Stocks on Wall Street continue to trade with losses Wednesday as investor enthusiasm over the previous day's historic rate cut by the

Federal Reserve

gave way to unease over lingering economic worries.

The major indices had lately eased off their morning lows. The

Dow Jones Industrial Average

was down 84 points at 8840, and the

S&P 500

fell 9 points to 903. The

Nasdaq

was giving up 15 points to 1574.

Morgan Stanley

(MS) - Get Report

helped set the tone Wednesday, posting a wider-than-expected loss for the fiscal fourth quarter ahead of the opening bell. The bank holding company said it lost $2.37 billion, or $2.34 a share. Analysts had forecast a loss of 34 cents a share.
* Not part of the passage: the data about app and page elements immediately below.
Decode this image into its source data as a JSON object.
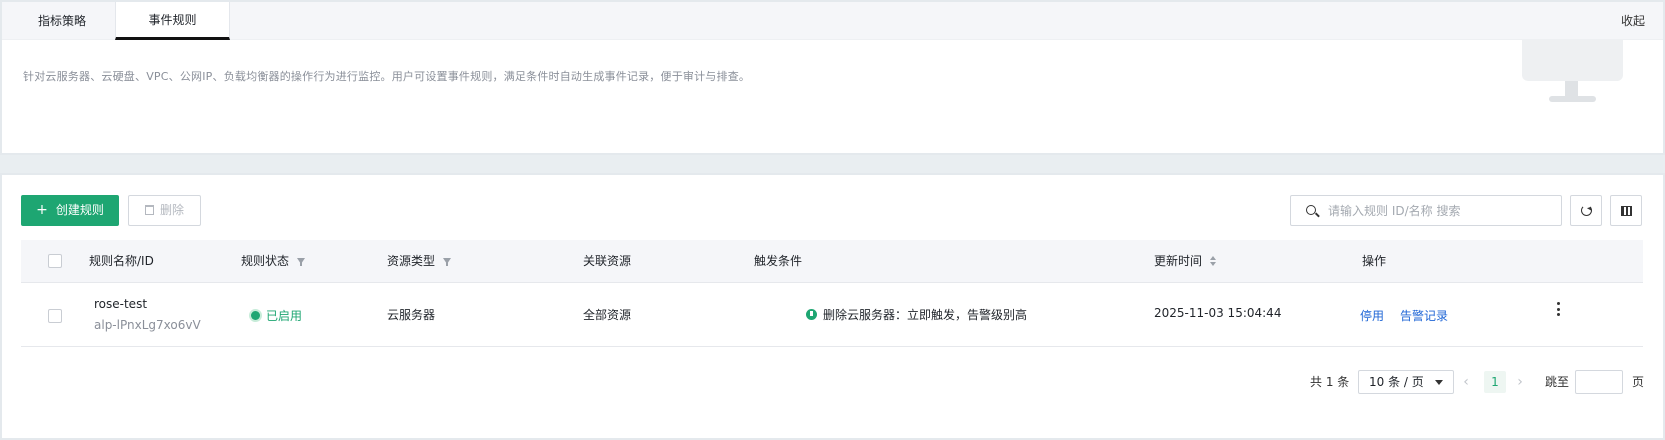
{
  "tabs": [
    {
      "label": "指标策略"
    },
    {
      "label": "事件规则"
    }
  ],
  "collapse_label": "收起",
  "description": "针对云服务器、云硬盘、VPC、公网IP、负载均衡器的操作行为进行监控。用户可设置事件规则，满足条件时自动生成事件记录，便于审计与排查。",
  "toolbar": {
    "create_label": "创建规则",
    "delete_label": "删除",
    "search_placeholder": "请输入规则 ID/名称 搜索"
  },
  "table": {
    "columns": [
      "规则名称/ID",
      "规则状态",
      "资源类型",
      "关联资源",
      "触发条件",
      "更新时间",
      "操作"
    ],
    "rows": [
      {
        "name": "rose-test",
        "id": "alp-lPnxLg7xo6vV",
        "status": "已启用",
        "resource_type": "云服务器",
        "related_resource": "全部资源",
        "trigger": "删除云服务器：立即触发，告警级别高",
        "updated_at": "2025-11-03 15:04:44",
        "actions": [
          "停用",
          "告警记录"
        ]
      }
    ]
  },
  "pagination": {
    "total_label": "共 1 条",
    "page_size": "10 条 / 页",
    "current_page": "1",
    "jump_label": "跳至",
    "page_suffix": "页"
  },
  "colors": {
    "primary": "#1ea672",
    "link": "#1f66d6"
  }
}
ConAgra Foods

(CAG) - Get Report

recorded in-line second-quarter profit of $168.1 million, or 37 cents a share, which marks a 31% slump from a year ago when the maker of Chef Boyardee and other brands posted $244.8 million, or 50 cents a share.
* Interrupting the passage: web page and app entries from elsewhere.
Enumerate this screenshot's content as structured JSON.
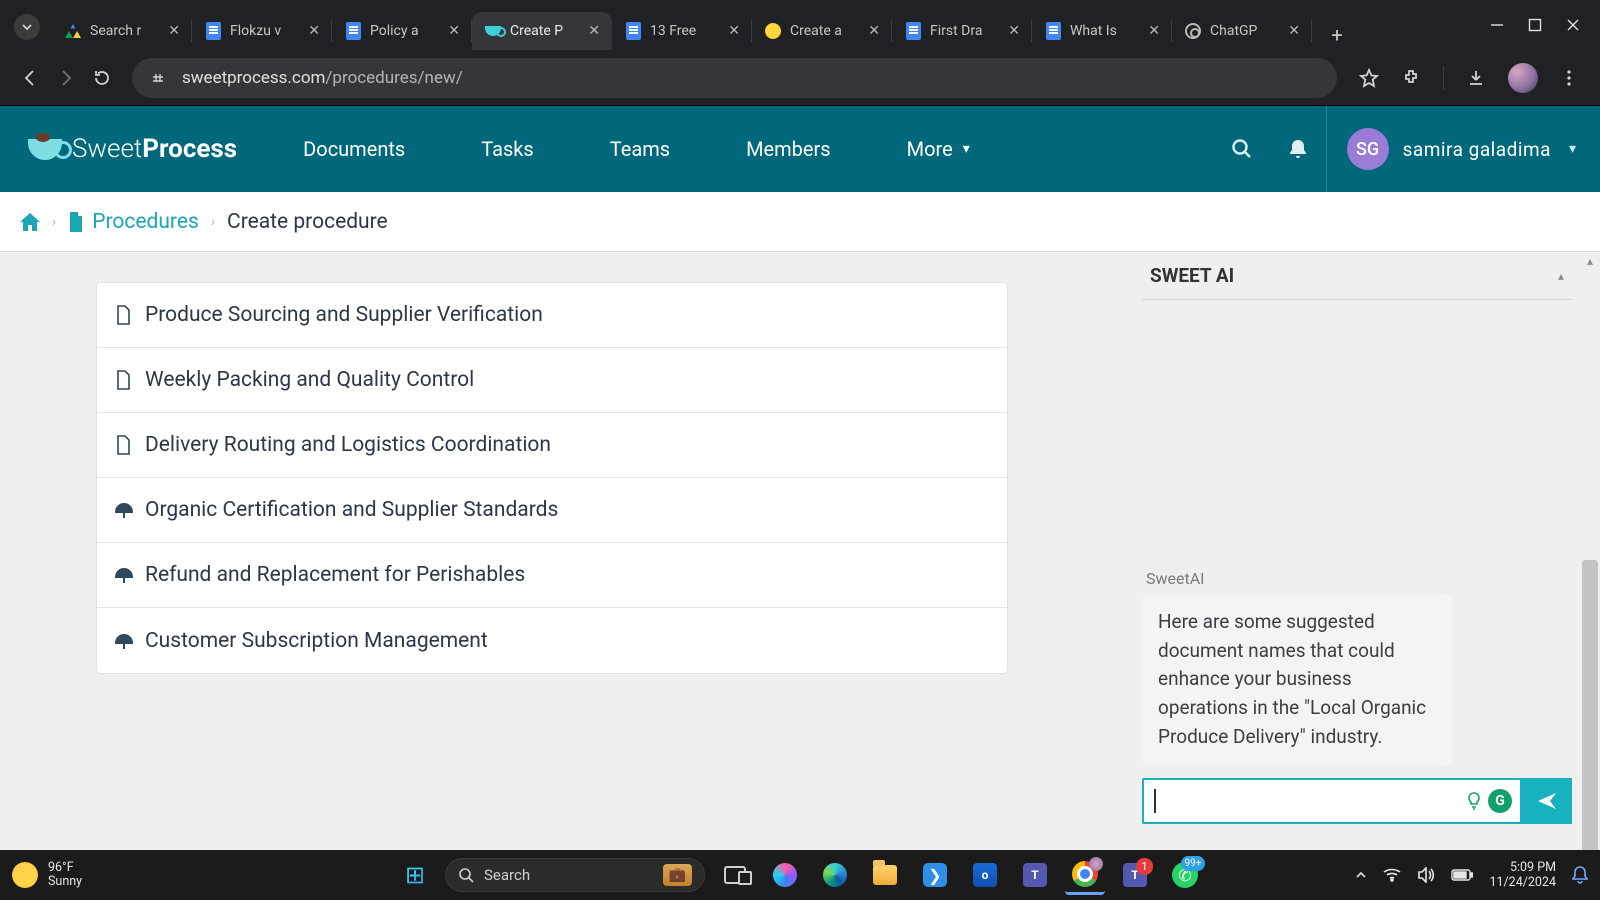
{
  "browser": {
    "tabs": [
      {
        "label": "Search r"
      },
      {
        "label": "Flokzu v"
      },
      {
        "label": "Policy a"
      },
      {
        "label": "Create P"
      },
      {
        "label": "13 Free"
      },
      {
        "label": "Create a"
      },
      {
        "label": "First Dra"
      },
      {
        "label": "What Is"
      },
      {
        "label": "ChatGP"
      }
    ],
    "active_tab_index": 3,
    "url_host": "sweetprocess.com",
    "url_path": "/procedures/new/"
  },
  "app": {
    "logo_prefix": "Sweet",
    "logo_suffix": "Process",
    "nav": [
      "Documents",
      "Tasks",
      "Teams",
      "Members",
      "More"
    ],
    "user_initials": "SG",
    "user_name": "samira galadima"
  },
  "breadcrumb": {
    "section": "Procedures",
    "current": "Create procedure"
  },
  "suggestions": [
    {
      "icon": "doc",
      "label": "Produce Sourcing and Supplier Verification"
    },
    {
      "icon": "doc",
      "label": "Weekly Packing and Quality Control"
    },
    {
      "icon": "doc",
      "label": "Delivery Routing and Logistics Coordination"
    },
    {
      "icon": "policy",
      "label": "Organic Certification and Supplier Standards"
    },
    {
      "icon": "policy",
      "label": "Refund and Replacement for Perishables"
    },
    {
      "icon": "policy",
      "label": "Customer Subscription Management"
    }
  ],
  "ai_panel": {
    "title": "SWEET AI",
    "sender": "SweetAI",
    "message": "Here are some suggested document names that could enhance your business operations in the \"Local Organic Produce Delivery\" industry."
  },
  "taskbar": {
    "weather_temp": "96°F",
    "weather_desc": "Sunny",
    "search_placeholder": "Search",
    "time": "5:09 PM",
    "date": "11/24/2024",
    "teams_badge": "1",
    "whatsapp_badge": "99+"
  }
}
General Mills

(GIS) - Get Report

posted second-quarter earnings of $378.2 million, or $1.09 a share, which was down from the $390.5 million, or $1.14 a share, the cereal maker recorded a year earlier.
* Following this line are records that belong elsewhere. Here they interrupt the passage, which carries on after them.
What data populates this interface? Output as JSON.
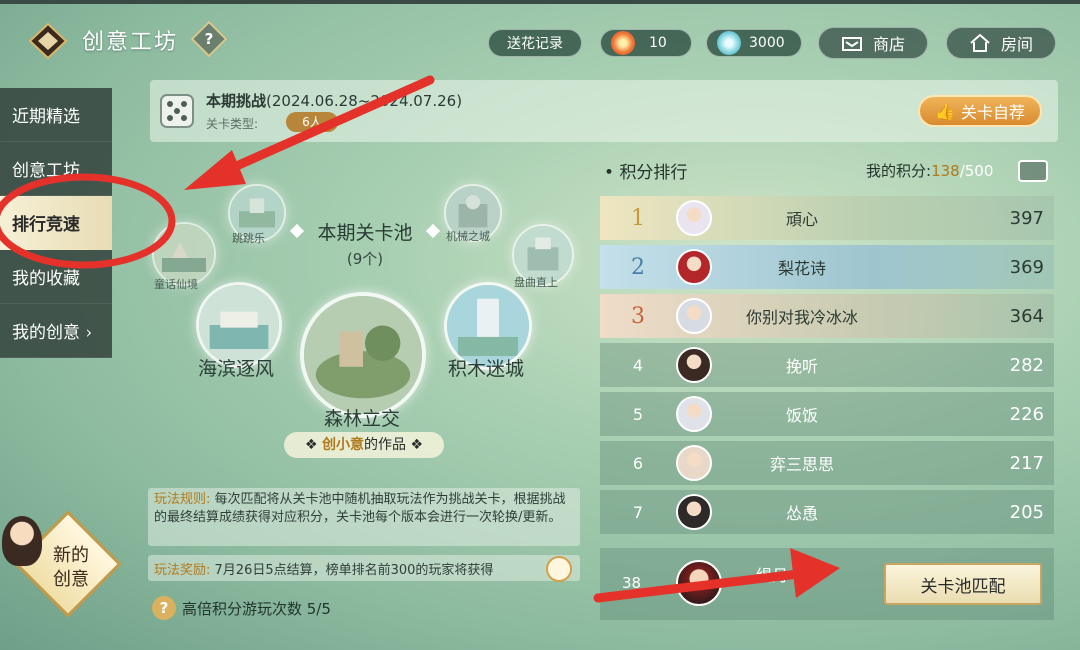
{
  "header": {
    "title": "创意工坊",
    "help_symbol": "?",
    "flower_log_label": "送花记录",
    "flower_count": "10",
    "jade_count": "3000",
    "shop_label": "商店",
    "room_label": "房间"
  },
  "sidebar": {
    "items": [
      {
        "label": "近期精选"
      },
      {
        "label": "创意工坊"
      },
      {
        "label": "排行竞速"
      },
      {
        "label": "我的收藏"
      },
      {
        "label": "我的创意 ›"
      }
    ],
    "active": "排行竞速"
  },
  "challenge": {
    "title": "本期挑战",
    "period": "(2024.06.28~2024.07.26)",
    "type_label": "关卡类型:",
    "type_value": "6人",
    "recommend_label": "关卡自荐"
  },
  "pool": {
    "title": "本期关卡池",
    "count": "(9个)",
    "maps": [
      {
        "name": "跳跳乐"
      },
      {
        "name": "机械之城"
      },
      {
        "name": "童话仙境"
      },
      {
        "name": "盘曲直上"
      },
      {
        "name": "海滨逐风"
      },
      {
        "name": "积木迷城"
      },
      {
        "name": "森林立交"
      }
    ],
    "author_name": "创小意",
    "author_suffix": "的作品"
  },
  "rules": {
    "label": "玩法规则:",
    "text": "每次匹配将从关卡池中随机抽取玩法作为挑战关卡，根据挑战的最终结算成绩获得对应积分，关卡池每个版本会进行一次轮换/更新。"
  },
  "reward": {
    "label": "玩法奖励:",
    "text": "7月26日5点结算，榜单排名前300的玩家将获得"
  },
  "bonus": {
    "text": "高倍积分游玩次数 5/5"
  },
  "new_creation": {
    "line1": "新的",
    "line2": "创意"
  },
  "leaderboard": {
    "title": "积分排行",
    "my_score_label": "我的积分:",
    "my_score": "138",
    "my_score_max": "/500",
    "rows": [
      {
        "rank": "1",
        "name": "頑心",
        "score": "397",
        "avatar_color": "#e9e4ef"
      },
      {
        "rank": "2",
        "name": "梨花诗",
        "score": "369",
        "avatar_color": "#b3262a"
      },
      {
        "rank": "3",
        "name": "你别对我冷冰冰",
        "score": "364",
        "avatar_color": "#d7dbe2"
      },
      {
        "rank": "4",
        "name": "挽听",
        "score": "282",
        "avatar_color": "#3b2a24"
      },
      {
        "rank": "5",
        "name": "饭饭",
        "score": "226",
        "avatar_color": "#dfe2e8"
      },
      {
        "rank": "6",
        "name": "弈三思思",
        "score": "217",
        "avatar_color": "#e8d8c8"
      },
      {
        "rank": "7",
        "name": "怂恿",
        "score": "205",
        "avatar_color": "#2e2a2a"
      }
    ],
    "me": {
      "rank": "38",
      "name": "缇月"
    },
    "match_label": "关卡池匹配"
  },
  "colors": {
    "accent_gold": "#b07a1c",
    "annotation_red": "#e4322b"
  }
}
Citing weakening demand for its hard drives,

Western Digital

(WDC) - Get Report

will cut 2,500 jobs, or about 5%, of its global workforce, as well as executive pay.

As U.S. automakers

General Motors

(GM) - Get Report

,

Ford

(F) - Get Report

and

Chrysler

continued to wait on word from the White House of an

auto-industry rescue plan

, Tokyo-based

Honda

(HMC) - Get Report

cut its profit forecast and announced a 10% pay cut for its managers.

In

analyst actions

,

Apple

(AAPL) - Get Report

was trading lower Wednesday after suffering a downgrade at Oppenheimer to perform. Apple says

Steve Jobs

will not appear at Macworld 2009, and that news again brings the CEO's health into question.

Meanwhile, the fallout from the

Bernard Madoff

scandal continues to play out. Late Tuesday,

Securities and Exchange Commission

Chairman Christopher Cox demanded an internal investigation of why regulators from his agency failed for a decade to investigate the Wall Street money manager, who last week was charged with running an elaborate and far-reaching Ponzi scheme that lost an estimated $50 billion for investors. A formal investigation of complaints would have forced Madoff to provide documentation years ago.

Oil-exporting group

OPEC

said Wednesday it will cut its production target by another 2.2 million barrels a day starting in January.

Crude oil was down 55 cents at $43.05 a barrel, while gold was rising $31 to $873.70 an ounce.

On Tuesday, the Fed cut its federal funds rate target to a range of 0% to 0.25%, a steep cut that surprised Wall Street and set a historic low for the key rate.

The 10-year Treasury was up 1 18/32 to yield 2.09%, while the 30-year note was up 2 30/32 to yield 2.62%. The dollar was mixed against other major currencies.

In Asia, Japan's Nikkei and Hong Kong's Hang Seng edged higher. In Europe, Germany's DAX and France's CAC-40 edged lower

Copyright 2008 Associated Press. All rights reserved. This material may not be published, broadcast, rewritten or redistributed. AP contributed to this report.